Skip to content
For WHOI personnel, vendors, and visitors: COVID-19 Guidelines

Edward Spiegel

The Woods Hole Oceanographic Institution announces with great sorrow the death of Edward Spiegel on January 2, 2020.  He was a founding member of the summer Geophysical Fluid Dynamics (GFD) program. He was 88.

Edward was a member of the GFD program upon its founding in 1959 and until his death. He was also a guest investigator in the Physical Oceanography Department during those years.

Edward spent every summer in Woods Hole teaching, adding an “interdisciplinary flavor” to the primarily oceanographic classes that were offered, said Phil Yecko, a physics professor at the Cooper Union for the Advancement of Science and Art. The program has become an international training ground for scientists.

“He was really well known as someone who knew fluid dynamics,” Yecko said, “and who was an excellent mathematician.”

Spiegel, who died January 2, grew up in the South Bronx and graduated from DeWitt-Clinton High School in 1948. He completed his undergraduate studies at UCLA and attended the University of Michigan for his Ph.D., where he met his future wife, Barbara.

He and Barbara would find a home in Falmouth, spending every summer here.

“He thinks of that very much as his home, especially in his personal life,” said Yecko, who was Spiegel’s Ph.D. student in the 1990s at Columbia University and remained friends with him.

Spiegel then went on to teach astronomy at University of California Berkeley before continuing his research at Princeton University. He later moved to the Courant Institute and joined the New York University physics faculty in 1965 before coming to Columbia University.

As a professor, he gained a reputation among his students for his amusing stories of meeting other famous scientists such as Paul Dirac and Stephen Hawking.

Spiegel focused on the instabilities in fluid flow, such as the patterns of oil and water when mixed together. In his decades of research, he also mastered vortices. He studied magnetic storms on the sun, which have a lot of vortex motion, said Alan Wolf, a physics professor at Cooper Union who knew Spiegel for 30 years.

But perhaps his crowning achievement in his half century of scientific pursuits was his breakthrough with chaos theory, which made him a leader in the fields of mathematics and physics. Despite his standing, he rarely mentioned the achievement.

The invention of chaos theory is credited to mathematician Edward Lorenz, but Spiegel discovered it simultaneously, Yecko said. If Spiegel were not a perfectionist who took his time on his paper, Yecko said, he could have been credited as the inventor.

“He was the first person to discover that chaos could arise from differential equations, which is a big deal,” said Wolf, who likened the discovery of chaos to the finding of quantum mechanics or the theory of relativity.

Chaos theory states that simple equations can lead to complex, or erratic, solutions.
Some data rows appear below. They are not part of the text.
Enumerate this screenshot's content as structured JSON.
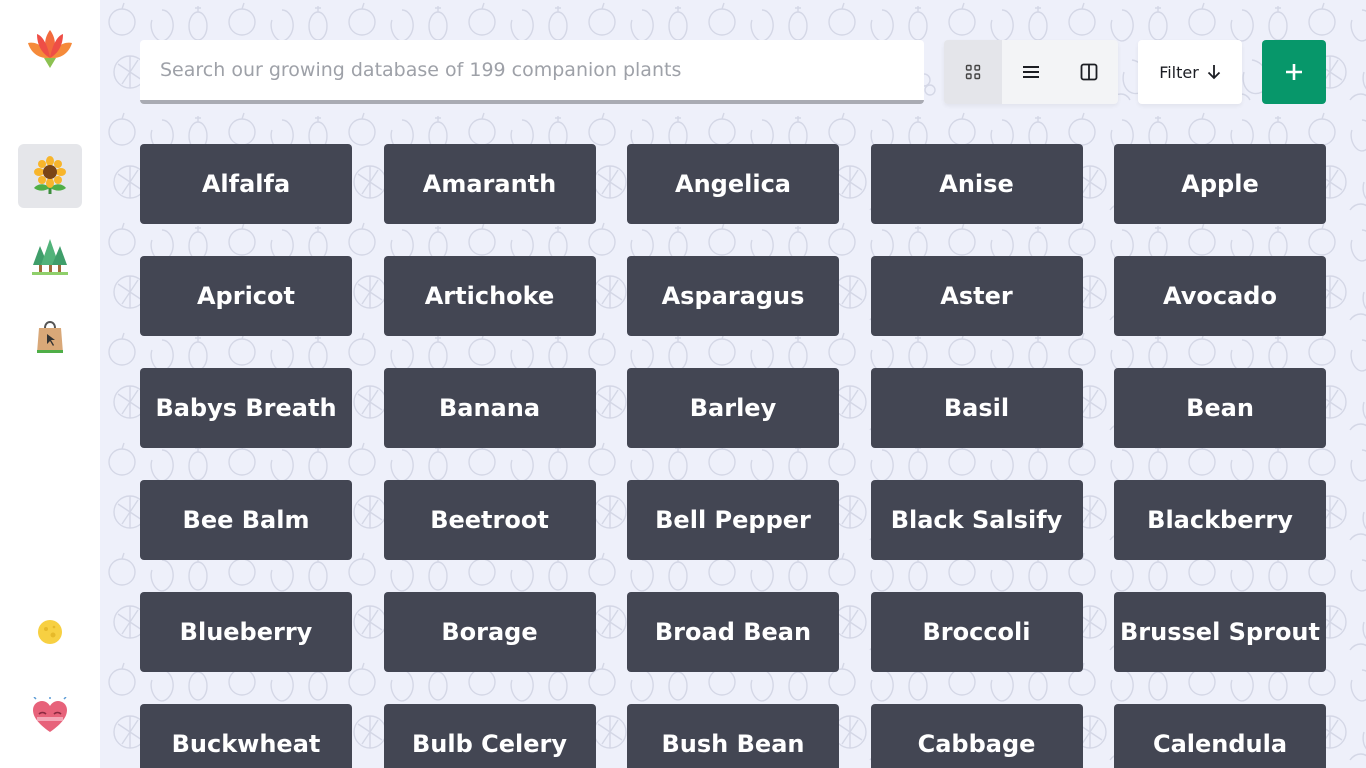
{
  "app": {
    "logo_icon": "lotus-logo-icon"
  },
  "sidebar": {
    "items": [
      {
        "name": "plants",
        "icon": "sunflower-icon",
        "active": true
      },
      {
        "name": "gardens",
        "icon": "trees-icon",
        "active": false
      },
      {
        "name": "shop",
        "icon": "shopping-bag-icon",
        "active": false
      },
      {
        "name": "theme",
        "icon": "moon-icon",
        "active": false
      },
      {
        "name": "favorites",
        "icon": "heart-icon",
        "active": false
      }
    ]
  },
  "search": {
    "placeholder": "Search our growing database of 199 companion plants",
    "value": ""
  },
  "view_toggle": {
    "options": [
      {
        "name": "grid",
        "icon": "grid-icon",
        "active": true
      },
      {
        "name": "list",
        "icon": "list-icon",
        "active": false
      },
      {
        "name": "columns",
        "icon": "columns-icon",
        "active": false
      }
    ]
  },
  "filter": {
    "label": "Filter",
    "icon": "arrow-down-icon"
  },
  "add_button": {
    "icon": "plus-icon"
  },
  "plants": [
    "Alfalfa",
    "Amaranth",
    "Angelica",
    "Anise",
    "Apple",
    "Apricot",
    "Artichoke",
    "Asparagus",
    "Aster",
    "Avocado",
    "Babys Breath",
    "Banana",
    "Barley",
    "Basil",
    "Bean",
    "Bee Balm",
    "Beetroot",
    "Bell Pepper",
    "Black Salsify",
    "Blackberry",
    "Blueberry",
    "Borage",
    "Broad Bean",
    "Broccoli",
    "Brussel Sprout",
    "Buckwheat",
    "Bulb Celery",
    "Bush Bean",
    "Cabbage",
    "Calendula"
  ],
  "colors": {
    "card_bg": "#434653",
    "accent_green": "#07976a",
    "page_bg": "#eef0fa"
  }
}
“Even very simple equations like for fluids of chemical oscillations could give rise to random, crazy looking output,” Wolf said. “This is a total change of Newton’s Newtonian world view … For centuries, it was thought that if you had simple equations, you would get simple solutions. But things are much more complicated.”

The discoveries of quantum mechanics and relativity were huge breakthroughs, Wolf said, but those don’t affect day-to-day life.

Wolf noted that “chaos is everywhere,” and that chaos theory can be applied to biology, psychology, investments, human interactions and anything that can be controlled by math.

Spiegel also can be credited for coining the term “blazar,” an astrophysical phenomenon that produces bright emissions, or a jet, from active galactic nuclei.

Although he sat at the same table with the top mathematicians and physicists in his fields, Spiegel was well-versed in topics beyond the sciences.

“He could discuss the most intricate aspects of dancing,” Wolf said. “He was an incredible food and wine expert. He was a collector of African art. It’s not common to see somebody who has such diverse skills in addition to profound talents in mathematics and physics.”

Joseph Pedlosky, a retired oceanographer at WHOI, had been friends with Spiegel for 60 years.

“People have this image of a scientist to be cold and distant,” Pedlosky said. “Ed was a brilliant scientist, and a warm and lovable person. He will be sorely missed. The world would be a much better place if there were more people like him.”

Information for this obituary is from the Cape Cod Times.